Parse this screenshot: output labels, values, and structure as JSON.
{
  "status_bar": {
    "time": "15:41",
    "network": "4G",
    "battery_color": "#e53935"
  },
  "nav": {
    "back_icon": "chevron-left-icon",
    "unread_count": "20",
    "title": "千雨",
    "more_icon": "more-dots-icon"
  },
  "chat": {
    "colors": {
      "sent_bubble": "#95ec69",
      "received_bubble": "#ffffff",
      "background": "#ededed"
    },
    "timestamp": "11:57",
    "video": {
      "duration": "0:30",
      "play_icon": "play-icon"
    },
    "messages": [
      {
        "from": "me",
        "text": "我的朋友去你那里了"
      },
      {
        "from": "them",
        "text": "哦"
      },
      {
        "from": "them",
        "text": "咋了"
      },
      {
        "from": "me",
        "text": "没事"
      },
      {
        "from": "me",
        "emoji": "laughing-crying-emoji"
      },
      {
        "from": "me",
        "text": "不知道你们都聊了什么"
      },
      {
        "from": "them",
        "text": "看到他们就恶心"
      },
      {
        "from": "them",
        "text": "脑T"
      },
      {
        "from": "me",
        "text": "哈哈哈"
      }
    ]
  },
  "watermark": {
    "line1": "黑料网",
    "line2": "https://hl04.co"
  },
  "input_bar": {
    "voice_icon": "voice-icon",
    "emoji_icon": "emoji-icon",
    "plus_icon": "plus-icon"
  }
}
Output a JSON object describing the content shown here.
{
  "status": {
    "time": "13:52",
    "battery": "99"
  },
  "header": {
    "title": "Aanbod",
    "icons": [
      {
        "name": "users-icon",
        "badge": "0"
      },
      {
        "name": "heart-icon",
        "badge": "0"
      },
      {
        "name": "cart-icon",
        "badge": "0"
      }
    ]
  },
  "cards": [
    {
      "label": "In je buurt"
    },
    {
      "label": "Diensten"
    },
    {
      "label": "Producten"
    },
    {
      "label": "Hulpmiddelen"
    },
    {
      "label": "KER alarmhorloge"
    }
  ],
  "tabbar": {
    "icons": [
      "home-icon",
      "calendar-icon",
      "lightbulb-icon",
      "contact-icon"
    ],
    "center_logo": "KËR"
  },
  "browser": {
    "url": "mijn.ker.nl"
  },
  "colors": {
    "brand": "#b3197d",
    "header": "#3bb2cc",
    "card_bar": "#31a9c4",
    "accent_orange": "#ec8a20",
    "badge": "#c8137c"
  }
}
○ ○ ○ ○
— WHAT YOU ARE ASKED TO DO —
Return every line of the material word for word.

— FINISHED EXERCISE —
Parse this screenshot: output labels, values, and structure as JSON.
{
  "status_bar": {
    "time": "15:41",
    "network": "4G",
    "battery_color": "#e53935"
  },
  "nav": {
    "back_icon": "chevron-left-icon",
    "unread_count": "20",
    "title": "千雨",
    "more_icon": "more-dots-icon"
  },
  "chat": {
    "colors": {
      "sent_bubble": "#95ec69",
      "received_bubble": "#ffffff",
      "background": "#ededed"
    },
    "timestamp": "11:57",
    "video": {
      "duration": "0:30",
      "play_icon": "play-icon"
    },
    "messages": [
      {
        "from": "me",
        "text": "我的朋友去你那里了"
      },
      {
        "from": "them",
        "text": "哦"
      },
      {
        "from": "them",
        "text": "咋了"
      },
      {
        "from": "me",
        "text": "没事"
      },
      {
        "from": "me",
        "emoji": "laughing-crying-emoji"
      },
      {
        "from": "me",
        "text": "不知道你们都聊了什么"
      },
      {
        "from": "them",
        "text": "看到他们就恶心"
      },
      {
        "from": "them",
        "text": "脑T"
      },
      {
        "from": "me",
        "text": "哈哈哈"
      }
    ]
  },
  "watermark": {
    "line1": "黑料网",
    "line2": "https://hl04.co"
  },
  "input_bar": {
    "voice_icon": "voice-icon",
    "emoji_icon": "emoji-icon",
    "plus_icon": "plus-icon"
  }
}
Output a JSON object describing the content shown here.
{
  "status": {
    "time": "13:52",
    "battery": "99"
  },
  "header": {
    "title": "Aanbod",
    "icons": [
      {
        "name": "users-icon",
        "badge": "0"
      },
      {
        "name": "heart-icon",
        "badge": "0"
      },
      {
        "name": "cart-icon",
        "badge": "0"
      }
    ]
  },
  "cards": [
    {
      "label": "In je buurt"
    },
    {
      "label": "Diensten"
    },
    {
      "label": "Producten"
    },
    {
      "label": "Hulpmiddelen"
    },
    {
      "label": "KER alarmhorloge"
    }
  ],
  "tabbar": {
    "icons": [
      "home-icon",
      "calendar-icon",
      "lightbulb-icon",
      "contact-icon"
    ],
    "center_logo": "KËR"
  },
  "browser": {
    "url": "mijn.ker.nl"
  },
  "colors": {
    "brand": "#b3197d",
    "header": "#3bb2cc",
    "card_bar": "#31a9c4",
    "accent_orange": "#ec8a20",
    "badge": "#c8137c"
  }
}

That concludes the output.